Even better, my method doesn’t end up producing great quantities of scrap clay. I don’t know about you, but when I make Skinner Blends, they’re always a bit squiffy or crooked. I have to cut a lot off of the ends. And that’s assuming that I don’t make a mistake and end up with a Skinner Blend that doesn’t really blend. When using rare or expensive clay like Translucent Pardo Art Clay, this becomes a real concern. I don’t want to ruin my hard-won package of Pardo by messing up my blend!
Have you seen my Disk Bracelets? They’re a great way to show off translucent polymer clay because thin disks of clay can transmit the light easily. But how do you make such thin wafers? What if you don’t have a pasta machine? Or what if your pasta machine eats clay at the thinnest settings? And what if you don’t have a variety of little circle cutters? My Graduated Colors Tutorial includes a separate guide which teaches you how to make identically sized thin circle wafers of clay in any size. All without making sheets or using circle cutters!

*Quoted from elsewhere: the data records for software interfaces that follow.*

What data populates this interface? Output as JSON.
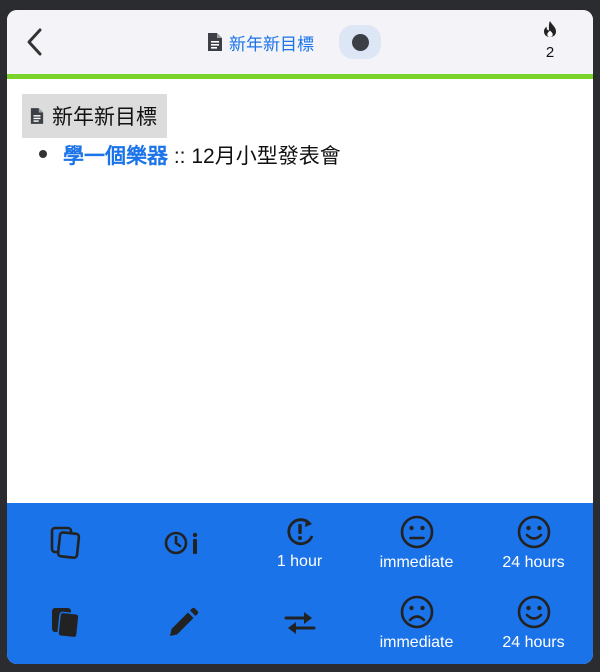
{
  "header": {
    "title": "新年新目標",
    "streak_count": "2",
    "progress_percent": 100,
    "progress_color": "#7bd22a"
  },
  "note": {
    "heading": "新年新目標",
    "items": [
      {
        "link": "學一個樂器",
        "rest": " :: 12月小型發表會"
      }
    ]
  },
  "toolbar": {
    "row1": [
      {
        "icon": "copy-outline-icon",
        "label": ""
      },
      {
        "icon": "clock-info-icon",
        "label": ""
      },
      {
        "icon": "repeat-alert-icon",
        "label": "1 hour"
      },
      {
        "icon": "face-neutral-icon",
        "label": "immediate"
      },
      {
        "icon": "face-smile-icon",
        "label": "24 hours"
      }
    ],
    "row2": [
      {
        "icon": "copy-filled-icon",
        "label": ""
      },
      {
        "icon": "pencil-icon",
        "label": ""
      },
      {
        "icon": "swap-arrows-icon",
        "label": ""
      },
      {
        "icon": "face-sad-icon",
        "label": "immediate"
      },
      {
        "icon": "face-smile-icon",
        "label": "24 hours"
      }
    ]
  },
  "colors": {
    "accent": "#1a73e8",
    "toolbar_bg": "#1a73e8",
    "header_bg": "#f4f4f8"
  }
}
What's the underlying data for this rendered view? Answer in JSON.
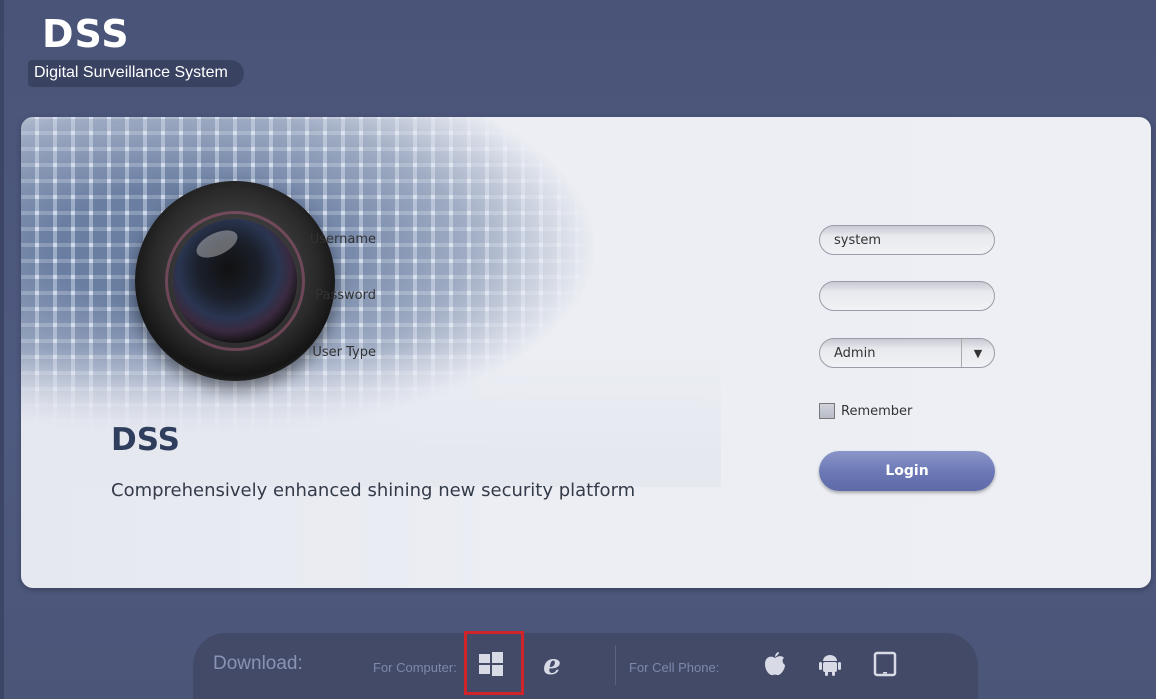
{
  "brand": {
    "title": "DSS",
    "subtitle": "Digital Surveillance System"
  },
  "hero": {
    "title": "DSS",
    "tagline": "Comprehensively enhanced shining new security platform"
  },
  "form": {
    "username_label": "Username",
    "username_value": "system",
    "password_label": "Password",
    "password_value": "",
    "usertype_label": "User Type",
    "usertype_value": "Admin",
    "remember_label": "Remember",
    "remember_checked": false,
    "login_label": "Login"
  },
  "download": {
    "label": "Download:",
    "for_computer": "For Computer:",
    "for_phone": "For Cell Phone:",
    "icons": [
      "windows-icon",
      "internet-explorer-icon",
      "apple-icon",
      "android-icon",
      "tablet-icon"
    ]
  },
  "colors": {
    "background": "#4f5a80",
    "accent": "#6b78b5",
    "highlight": "#d1232a"
  }
}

This polymer clay tutorial is suitable for artists of any skill level. Beginners will have great success and experienced artists will be glad to have more skills to add to their repertoire. These techniques don’t require any expensive or specialized equipment. You will likely have everything you need around your house or office already.
You can use this tutorial with any brand of polymer clay. My examples are made using Kato Polyclay, Fimo Effect Translucent, and Pardo Translucent Art Clay. You can also use regular opaque polymer clay colors as well. The tutorial includes a guide showing how to tint translucent polymer clay with alcohol inks. Readers of this website will have already read that information but I included it in the tutorial for those who might not have seen it yet.
Three projects are featured in this polymer clay tutorial:
- Translucent Blue to Clear Lozenge Beads Necklace
- Beads Both Ways Necklace
- Rainbow Disk Bracelet
Once you learn the basic technique, there are many other ways you can create using these graduated, ombre colors. The sky is the limit!
What people are saying:
“Well presented tutorial. I’m looking forward to spending an afternoon ‘playing’. Thanks.”
“Wonderful tutorial, very clear, well worth the money paid. Thanks so much!!”
“Ginger, you are a rare talent – a scientist and an artist. GREAT tutorial!”
“This is very useful tutorial in so many ways easy to understand with great explanations. Thanks for sharing with us.”